On Tuesday the Sydney Opera House released a statement which declared: “Neither Mr Badar, the St James Ethics Centre nor the Sydney Opera House in any way advocates honour killings or condones any form of violence against women.” Meanwhile, Badar declared that opposition to his FODI appearance had been fuelled by “hysteria” and implied that his “freedom of expression” has been diminished. Since there is now a vacant slot in the 2014 FODI program, here is a modest proposal for a “dangerous idea” fit for discussion. Namely: “Malcolm Fraser’s Lebanon Concession was a disaster.” Here is the background.

Muslims began migrating to Australia in the 19th century. Initially Afghans followed by Turks, Lebanese, Bosnians and those from Southeast Asian nations. Most settled in well and some have become successful. Ahmed Fahour, the chief executive of Australia Post, is from a small-business Lebanese Muslim family that arrived in Australia around the middle of the 20th ­century.

Numerous Christian Maronite and Orthodox Lebanese have settled successfully in Australia for over a century. In late 1975/early 1976, representatives of Lebanese Christians approached the new prime minister Malcolm Fraser with a view to gaining approval for their co-religionists, who were being adversely affected by the Lebanese Civil War, to settle in Australia.

Fraser agreed and came up with what was called the Lebanon Concession. It agreed to admit Lebanese affected by the civil war into Australia under the refugee intake. This despite the fact that they were not fearing persecution and not strictly refugees.

Most Christians did not take advantage of Fraser’s Lebanon Concession. As the cabinet papers for 1976 and 1977 demonstrate, the implementation of the program was an unmitigated disaster. Virtually anyone who applied for admission to Australia was successful as the Fraser government temporarily lost control of the immigration intake.

The overwhelming majority were Muslims from deprived rural areas of Lebanon. They arrived in Australia at a time of high unemployment and mainly settled in southwest Sydney. The Sunnis, from northern Lebanon, gathered around Lakemba mosque. The Shia, from southern Lebanon, frequented the Arncliffe mosque.

The beneficiaries of the Lebanon Concession eventually became Australian citizens and, as such, were entitled to make claims for family reunion. In time, some of their descendants became supporters of the Sunni al-Qa’ida or the Shia Hezbollah movements.

Around half of those Australians who have been convicted of terrorist offences are of Muslim Lebanese background. Also, it is mainly Muslim Lebanese Australians who have gone to Syria to take part in the civil war between Sunni and Shia Muslims. Some appear to have been involved in war crimes. When radical Islamists are receiving much more coverage in Australia than the majority of moderate Muslims, it would be good to hear Fraser’s first-hand account of what happened in 1976 and 1977. The topic is not covered in his memoirs. A dangerous idea perhaps — but only with respect to Fraser’s reputation.

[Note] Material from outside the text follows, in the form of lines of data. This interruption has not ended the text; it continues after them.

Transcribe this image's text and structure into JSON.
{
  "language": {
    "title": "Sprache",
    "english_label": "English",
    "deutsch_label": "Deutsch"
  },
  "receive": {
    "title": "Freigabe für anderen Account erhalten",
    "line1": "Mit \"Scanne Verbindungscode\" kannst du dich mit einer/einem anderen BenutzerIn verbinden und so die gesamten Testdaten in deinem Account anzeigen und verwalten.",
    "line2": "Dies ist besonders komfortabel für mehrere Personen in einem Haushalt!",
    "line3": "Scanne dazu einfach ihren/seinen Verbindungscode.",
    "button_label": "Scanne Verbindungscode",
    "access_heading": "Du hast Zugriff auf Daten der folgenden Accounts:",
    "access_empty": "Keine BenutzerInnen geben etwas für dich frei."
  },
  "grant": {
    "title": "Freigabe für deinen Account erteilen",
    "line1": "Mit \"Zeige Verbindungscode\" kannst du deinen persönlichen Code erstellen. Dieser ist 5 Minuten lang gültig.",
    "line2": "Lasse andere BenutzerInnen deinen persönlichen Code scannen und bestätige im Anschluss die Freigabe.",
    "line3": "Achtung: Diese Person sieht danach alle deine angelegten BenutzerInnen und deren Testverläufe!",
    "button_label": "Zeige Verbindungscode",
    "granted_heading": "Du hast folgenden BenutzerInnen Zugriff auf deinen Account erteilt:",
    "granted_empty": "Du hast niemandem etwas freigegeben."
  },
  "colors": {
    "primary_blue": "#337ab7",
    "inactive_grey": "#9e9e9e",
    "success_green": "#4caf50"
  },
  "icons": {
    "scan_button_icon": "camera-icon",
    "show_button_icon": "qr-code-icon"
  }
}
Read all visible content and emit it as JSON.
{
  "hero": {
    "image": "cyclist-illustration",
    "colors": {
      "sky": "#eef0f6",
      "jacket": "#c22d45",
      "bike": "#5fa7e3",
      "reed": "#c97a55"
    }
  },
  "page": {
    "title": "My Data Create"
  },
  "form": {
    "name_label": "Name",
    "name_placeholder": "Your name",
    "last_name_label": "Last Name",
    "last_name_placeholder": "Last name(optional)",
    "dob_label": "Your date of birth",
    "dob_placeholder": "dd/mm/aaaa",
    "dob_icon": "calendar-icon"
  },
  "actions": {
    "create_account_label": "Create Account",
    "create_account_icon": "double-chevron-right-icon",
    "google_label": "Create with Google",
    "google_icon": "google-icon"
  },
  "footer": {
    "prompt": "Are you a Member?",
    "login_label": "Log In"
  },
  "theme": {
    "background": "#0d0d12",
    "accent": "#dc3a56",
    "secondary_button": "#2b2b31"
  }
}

Postscript: Re last week’s column. I accept senator John Faulkner’s assurance he did not par­ticipate in senator Lee Rhiannon’s attack on senator George Brandis concerning East Jerusalem.